Duncan tucked the strange note in his back pocket, trashed what mail he didn’t care for, and paced out of the chef’s kitchen. Usually this time of day, when he arrived home from work, the aroma of another delicious meal greeted him followed by a kiss from Nikki. She usually took pride in being a housewife, but Marie’s appearance had sent her into early retirement.
Walking slowly through the living room, he looked up at the high ceilings, plastered walls, and ornate carvings—all inspired by eighteenth-century France. A wonderful wife he had in Nikki as a gourmet chef, interior decorator, housekeeper, mother, and lover, but with each day that passed, he was losing the love of his life more and more.
Mixed emotions swirled through the pit of his stomach as he plopped down on a golden seat. Could Nikki be scorned enough
to plot murder? She was neglecting her duties around the house, disappearing at odd times, and not returning his phone calls—all of which he accepted, taking into consideration how hurt she was. He was willing to stay in the doghouse as long as she didn’t take things too far. But after what he’d discovered while analyzing the phone bill last night, her recent change in behavior all made sense. Nikki was fooling around with her ex-husband, Chance Brown.
Had to be. She hadn’t spoken to him since the divorce seven years ago—not that Duncan knew of—but on October 8, 2007, shortly after the Marie situation, she started calling him, again.
Duncan dialed Nikki for the fourth time, rapidly tapping his foot on the plush rug as the cell phone rang. He had a feeling she was purposefully ignoring his calls. Was she with Chance? She definitely wasn’t at her mother’s house, because he’d already checked. That had been her excuse lately since they’d found out Gina had cancer.
The purr of an engine approaching from a distance snapped Duncan out of his thought pattern and he hung up the phone before leaving a voice message. Staring at the headlights coming closer through the fog, he swallowed with anticipation. But when the neighbor’s black Bentley came into clear view, he slumped back on the couch.
He gazed into the cloudy sky, coming up with his own scenarios about where his wife could be at that moment. In Chance’s arms. In his bed. He quickly shook away his thoughts and climbed to his feet. He refused to think Nikki was behind the death threat and didn’t want to believe she was cheating on him with her ex-husband, either. After all, Chance was the father of her only son, so maybe their discussions were about Rayshad. Especially since the young man had been stressing Nikki over the past year. But why hadn’t she told Duncan anything about their reunion?

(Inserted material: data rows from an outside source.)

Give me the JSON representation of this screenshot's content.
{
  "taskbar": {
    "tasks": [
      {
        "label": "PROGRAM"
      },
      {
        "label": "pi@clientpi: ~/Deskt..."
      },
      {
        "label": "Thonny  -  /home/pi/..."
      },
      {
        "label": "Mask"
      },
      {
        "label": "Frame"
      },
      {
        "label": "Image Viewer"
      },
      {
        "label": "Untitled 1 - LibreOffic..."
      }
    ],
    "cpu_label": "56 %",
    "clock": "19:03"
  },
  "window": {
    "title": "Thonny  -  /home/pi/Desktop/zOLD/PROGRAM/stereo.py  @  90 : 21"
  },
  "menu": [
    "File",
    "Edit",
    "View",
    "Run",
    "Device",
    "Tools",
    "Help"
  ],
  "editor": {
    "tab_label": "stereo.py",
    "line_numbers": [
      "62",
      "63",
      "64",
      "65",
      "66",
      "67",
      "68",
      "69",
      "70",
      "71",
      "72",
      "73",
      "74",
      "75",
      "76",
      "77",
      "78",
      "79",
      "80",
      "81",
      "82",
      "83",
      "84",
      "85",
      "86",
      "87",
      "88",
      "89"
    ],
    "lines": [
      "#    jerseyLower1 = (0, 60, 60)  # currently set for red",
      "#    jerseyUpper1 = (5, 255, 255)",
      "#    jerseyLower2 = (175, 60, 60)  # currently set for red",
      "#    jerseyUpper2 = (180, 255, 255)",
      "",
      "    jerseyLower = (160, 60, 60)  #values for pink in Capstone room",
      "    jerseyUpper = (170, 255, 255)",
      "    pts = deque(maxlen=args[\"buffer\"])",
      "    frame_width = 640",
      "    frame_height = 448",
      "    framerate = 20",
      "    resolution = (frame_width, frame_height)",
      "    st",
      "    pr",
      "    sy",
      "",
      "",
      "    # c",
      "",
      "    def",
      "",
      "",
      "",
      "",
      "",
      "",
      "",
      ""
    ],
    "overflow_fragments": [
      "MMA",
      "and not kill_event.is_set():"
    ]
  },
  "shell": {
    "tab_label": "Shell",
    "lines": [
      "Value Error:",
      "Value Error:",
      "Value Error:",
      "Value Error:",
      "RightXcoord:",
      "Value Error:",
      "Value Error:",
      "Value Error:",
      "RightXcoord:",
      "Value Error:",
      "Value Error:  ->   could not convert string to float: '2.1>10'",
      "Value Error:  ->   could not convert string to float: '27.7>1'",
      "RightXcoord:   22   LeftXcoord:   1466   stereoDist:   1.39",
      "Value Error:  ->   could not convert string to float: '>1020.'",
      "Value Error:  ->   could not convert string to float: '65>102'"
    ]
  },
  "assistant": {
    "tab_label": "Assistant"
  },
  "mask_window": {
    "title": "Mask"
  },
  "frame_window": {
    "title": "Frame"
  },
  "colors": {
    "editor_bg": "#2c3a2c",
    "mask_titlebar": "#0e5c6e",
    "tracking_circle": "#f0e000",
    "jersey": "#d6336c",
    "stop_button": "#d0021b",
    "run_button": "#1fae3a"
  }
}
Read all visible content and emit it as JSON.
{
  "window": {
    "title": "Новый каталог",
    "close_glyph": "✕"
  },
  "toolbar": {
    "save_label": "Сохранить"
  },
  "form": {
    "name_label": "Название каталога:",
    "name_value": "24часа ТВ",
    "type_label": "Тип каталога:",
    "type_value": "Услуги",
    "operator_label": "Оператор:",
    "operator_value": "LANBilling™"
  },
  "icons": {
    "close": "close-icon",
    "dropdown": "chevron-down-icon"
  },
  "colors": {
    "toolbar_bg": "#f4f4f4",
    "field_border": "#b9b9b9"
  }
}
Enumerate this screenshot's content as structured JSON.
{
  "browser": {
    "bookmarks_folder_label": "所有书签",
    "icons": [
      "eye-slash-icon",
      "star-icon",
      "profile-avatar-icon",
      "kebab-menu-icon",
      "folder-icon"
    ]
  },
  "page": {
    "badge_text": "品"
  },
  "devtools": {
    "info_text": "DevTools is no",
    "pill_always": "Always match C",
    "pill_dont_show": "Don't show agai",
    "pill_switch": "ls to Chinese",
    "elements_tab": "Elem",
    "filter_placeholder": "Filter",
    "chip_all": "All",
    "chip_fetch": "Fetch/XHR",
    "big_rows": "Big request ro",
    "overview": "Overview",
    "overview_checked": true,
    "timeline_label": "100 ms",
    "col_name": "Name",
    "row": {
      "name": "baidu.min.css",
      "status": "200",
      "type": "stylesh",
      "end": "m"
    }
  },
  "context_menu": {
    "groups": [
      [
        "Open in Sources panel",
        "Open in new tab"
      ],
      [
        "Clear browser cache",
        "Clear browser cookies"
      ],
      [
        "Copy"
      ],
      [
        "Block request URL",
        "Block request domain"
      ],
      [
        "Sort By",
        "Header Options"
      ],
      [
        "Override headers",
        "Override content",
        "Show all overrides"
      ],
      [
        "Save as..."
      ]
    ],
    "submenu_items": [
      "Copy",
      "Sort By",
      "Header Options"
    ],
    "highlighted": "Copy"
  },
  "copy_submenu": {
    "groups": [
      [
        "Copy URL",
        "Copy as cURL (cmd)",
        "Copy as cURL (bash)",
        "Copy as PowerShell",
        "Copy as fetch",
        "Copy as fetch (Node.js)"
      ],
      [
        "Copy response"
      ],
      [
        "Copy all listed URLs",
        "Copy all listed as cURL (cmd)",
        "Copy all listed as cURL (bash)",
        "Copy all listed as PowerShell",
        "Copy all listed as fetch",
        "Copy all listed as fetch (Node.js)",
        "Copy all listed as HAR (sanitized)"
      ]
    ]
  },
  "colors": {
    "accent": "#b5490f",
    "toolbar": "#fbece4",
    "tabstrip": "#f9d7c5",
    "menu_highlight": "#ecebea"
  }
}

A flash of lightning spread across the darkening sky and thunder erupted, echoing throughout the house. The news predicted bad weather, so he hoped Nikki was on her way home soon. But since he couldn’t get in touch with her for the answers he wanted now, Duncan planned to ask Rayshad as soon as he got home from school.